Film/Video Screening

Twenty Four Twenty Four: Douglas Gordon and Miles Greenberg

18 Jun 2024 6-8pm

Albion Jeune
London W1W 8BP

Overview

Albion Jeune is pleased to present Twenty Four Twenty Four: Douglas Gordon and Miles Greenberg, a continuous screening of Miles Greenberg’s twenty-four-hour durational performance, Oysterknife (2020) alongside Douglas Gordon’s film, 24 Hour Psycho (1993).

The exhibition highlights the diverse approaches and perspectives of both artists in their exploration of the human body’s physiological relationship to time and space. Viewers can experience both seminal films inside the gallery, during opening hours, and through the glass façade when the space is closed. 

In Gordon’s film, the artist presents a version of Alfred Hitchcock’s film Psycho (1960) slowed down to a duration of twenty-four hours. 24 Hour Psycho marked the start of the artist’s ongoing interest in doubles: altering, monumentalizing, and alienating the iconic cultural images that shape our memories.

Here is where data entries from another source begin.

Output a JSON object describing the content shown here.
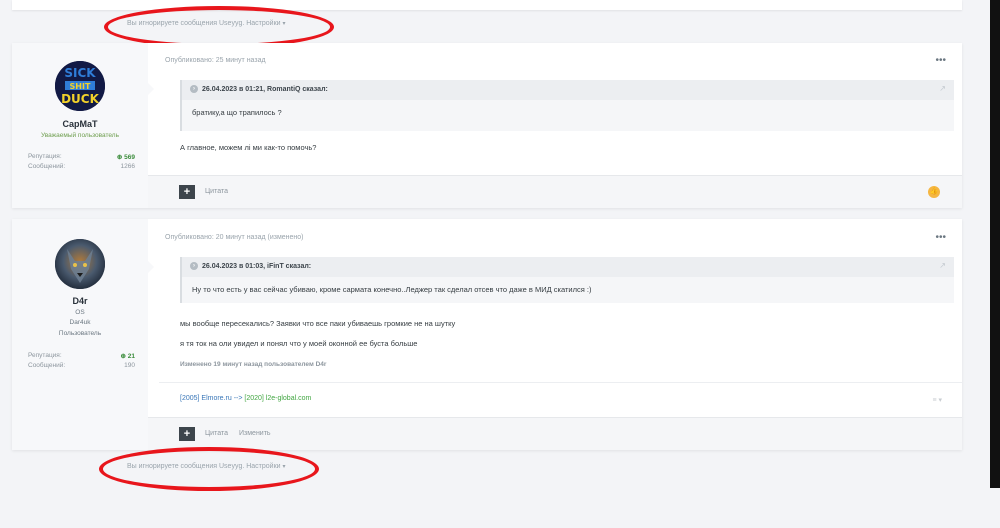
{
  "ignored_top": {
    "text": "Вы игнорируете сообщения Useyyg. Настройки",
    "caret": "▾"
  },
  "ignored_bottom": {
    "text": "Вы игнорируете сообщения Useyyg. Настройки",
    "caret": "▾"
  },
  "post1": {
    "author": {
      "name": "CapMaT",
      "title": "Уважаемый пользователь",
      "avatar_text": "SICK ☰ DUCK"
    },
    "stats": [
      {
        "label": "Репутация:",
        "value": "569",
        "icon": "plus-circle-icon"
      },
      {
        "label": "Сообщений:",
        "value": "1266"
      }
    ],
    "meta": "Опубликовано: 25 минут назад",
    "dots": "•••",
    "quote": {
      "head": "26.04.2023 в 01:21, RomantiQ сказал:",
      "body": "братику,а що трапилось ?"
    },
    "text": "А главное, можем лі ми как-то помочь?",
    "footer": {
      "plus": "+",
      "quote_label": "Цитата",
      "like_icon": "thumbs-up-icon"
    }
  },
  "post2": {
    "author": {
      "name": "D4r",
      "line1": "OS",
      "line2": "Dar4uk",
      "title": "Пользователь"
    },
    "stats": [
      {
        "label": "Репутация:",
        "value": "21",
        "icon": "plus-circle-icon"
      },
      {
        "label": "Сообщений:",
        "value": "190"
      }
    ],
    "meta": "Опубликовано: 20 минут назад (изменено)",
    "dots": "•••",
    "quote": {
      "head": "26.04.2023 в 01:03, iFinT сказал:",
      "body": "Ну то что есть у вас сейчас убиваю, кроме сармата конечно..Леджер так сделал отсев что даже в МИД скатился :)"
    },
    "text1": "мы вообще пересекались? Заявки что все паки убиваешь громкие не на шутку",
    "text2": "я тя ток на оли увидел и понял что у моей оконной ее буста больше",
    "edited": "Изменено 19 минут назад пользователем D4r",
    "signature": {
      "part1": "[2005] Elmore.ru --> ",
      "part2": "[2020] l2e-global.com"
    },
    "sig_caret": "≡ ▾",
    "footer": {
      "plus": "+",
      "quote_label": "Цитата",
      "edit_label": "Изменить"
    }
  }
}
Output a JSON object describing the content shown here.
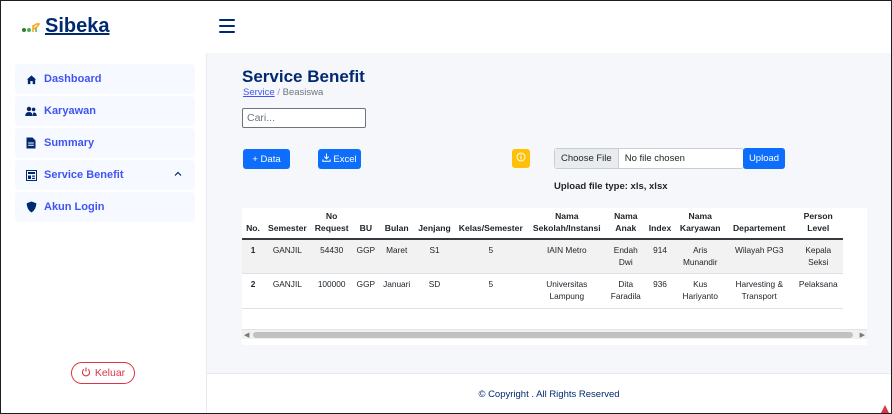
{
  "app": {
    "name": "Sibeka"
  },
  "sidebar": {
    "items": [
      {
        "label": "Dashboard",
        "icon": "home-icon"
      },
      {
        "label": "Karyawan",
        "icon": "users-icon"
      },
      {
        "label": "Summary",
        "icon": "file-icon"
      },
      {
        "label": "Service Benefit",
        "icon": "layout-icon"
      },
      {
        "label": "Akun Login",
        "icon": "shield-icon"
      }
    ],
    "logout_label": "Keluar"
  },
  "page": {
    "title": "Service Benefit",
    "breadcrumb": {
      "parent": "Service",
      "separator": "/",
      "current": "Beasiswa"
    }
  },
  "search": {
    "placeholder": "Cari..."
  },
  "toolbar": {
    "add_label": "+ Data",
    "excel_label": "Excel",
    "choose_file_label": "Choose File",
    "file_status": "No file chosen",
    "upload_label": "Upload",
    "upload_note": "Upload file type: xls, xlsx"
  },
  "table": {
    "columns": [
      "No.",
      "Semester",
      "No Request",
      "BU",
      "Bulan",
      "Jenjang",
      "Kelas/Semester",
      "Nama Sekolah/Instansi",
      "Nama Anak",
      "Index",
      "Nama Karyawan",
      "Departement",
      "Person Level"
    ],
    "rows": [
      [
        "1",
        "GANJIL",
        "54430",
        "GGP",
        "Maret",
        "S1",
        "5",
        "IAIN Metro",
        "Endah Dwi",
        "914",
        "Aris Munandir",
        "Wilayah PG3",
        "Kepala Seksi"
      ],
      [
        "2",
        "GANJIL",
        "100000",
        "GGP",
        "Januari",
        "SD",
        "5",
        "Universitas Lampung",
        "Dita Faradila",
        "936",
        "Kus Hariyanto",
        "Harvesting & Transport",
        "Pelaksana"
      ]
    ]
  },
  "footer": {
    "text": "© Copyright . All Rights Reserved"
  },
  "colors": {
    "brand": "#012970",
    "accent": "#4154f1",
    "primary_button": "#0d6efd",
    "warning": "#ffc107",
    "danger": "#dc3545"
  }
}
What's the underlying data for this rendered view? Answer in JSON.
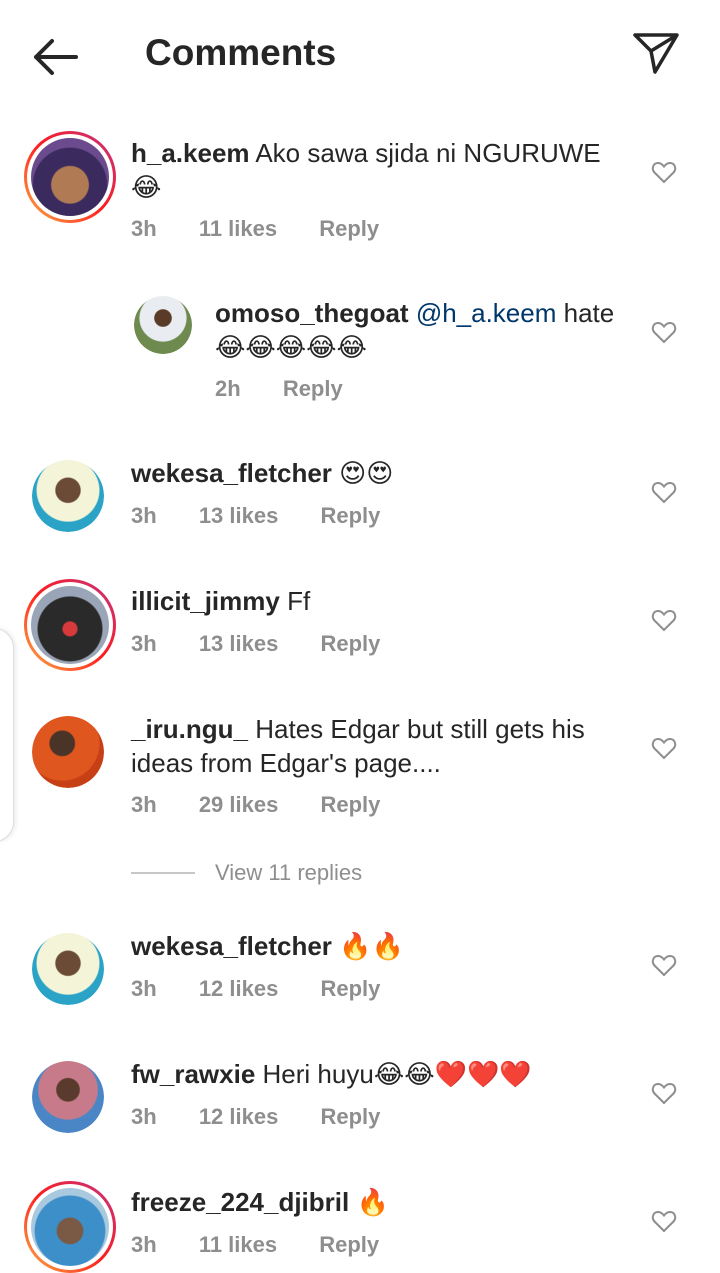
{
  "header": {
    "title": "Comments",
    "back_icon": "arrow-left-icon",
    "send_icon": "paper-plane-icon"
  },
  "comments": [
    {
      "user": "h_a.keem",
      "text": "Ako sawa sjida ni NGURUWE",
      "emoji": "😂",
      "time": "3h",
      "likes": "11 likes",
      "reply": "Reply"
    },
    {
      "user": "omoso_thegoat",
      "mention": "@h_a.keem",
      "text": "hate",
      "emoji": "😂😂😂😂😂",
      "time": "2h",
      "reply": "Reply"
    },
    {
      "user": "wekesa_fletcher",
      "text": "",
      "emoji": "😍😍",
      "time": "3h",
      "likes": "13 likes",
      "reply": "Reply"
    },
    {
      "user": "illicit_jimmy",
      "text": "Ff",
      "time": "3h",
      "likes": "13 likes",
      "reply": "Reply"
    },
    {
      "user": "_iru.ngu_",
      "text": "Hates Edgar but still gets his",
      "text2": "ideas from Edgar's page....",
      "time": "3h",
      "likes": "29 likes",
      "reply": "Reply"
    },
    {
      "user": "wekesa_fletcher",
      "text": "",
      "emoji": "🔥🔥",
      "time": "3h",
      "likes": "12 likes",
      "reply": "Reply"
    },
    {
      "user": "fw_rawxie",
      "text": "Heri huyu",
      "emoji": "😂😂❤️❤️❤️",
      "time": "3h",
      "likes": "12 likes",
      "reply": "Reply"
    },
    {
      "user": "freeze_224_djibril",
      "text": "",
      "emoji": "🔥",
      "time": "3h",
      "likes": "11 likes",
      "reply": "Reply"
    }
  ],
  "view_replies": "View 11 replies",
  "colors": {
    "text": "#262626",
    "meta": "#8e8e8e",
    "mention": "#00376b",
    "story_ring_start": "#fcb045",
    "story_ring_end": "#c13584"
  }
}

The footage – devoid of sound, so that all concentration is focused upon a single frame – brings out the sculptural quality of Hitchcock’s famously controlled movie: blacks, silvery greys, and crisps whites, which have a classical beauty despite the shocking violence of the titular psycho. Theatrical elements of suspense, climax and turning point disappear, transforming Hitchcock’s film into a pure time-image free of narrative function.

Where Gordon’s installation questions the nature of authorship, Greenberg’s Oysterknife documents his own 2020 performance piece. The film shows Greenberg walking atop a flat conveyor belt, for an uninterrupted twenty-four hours in isolation, inside a black box in Montreal, Canada. It was the artist’s most austere and demanding exploration of ritual. Epic in its endurance, introspection and athleticism, the performance is a meditation on the physical and mental limitations of the body, creating space for unmediated automatic movement.

In a story about his work in The New York Times published on March 5, 2021, Greenberg explains his vision behind the work: “Oysterknife is my love letter to the performance art of the 1970s, and more specifically to the great Black pioneers of endurance such as Senga Nengudi, Pope.L and David Hammons. Endurance work, at a certain point, necessarily involves a degree of spectacle around bodily deterioration. I feel my body being consumed every day. I’m within my comfort zone so long as I have agency over the poetics of that consumption. But here, I wanted to let go of that, just to see what would happen. This is real physical pain — it always is — but this time, that pain isn’t wrapped up in metaphor.”

Kindly RSVP to [email protected]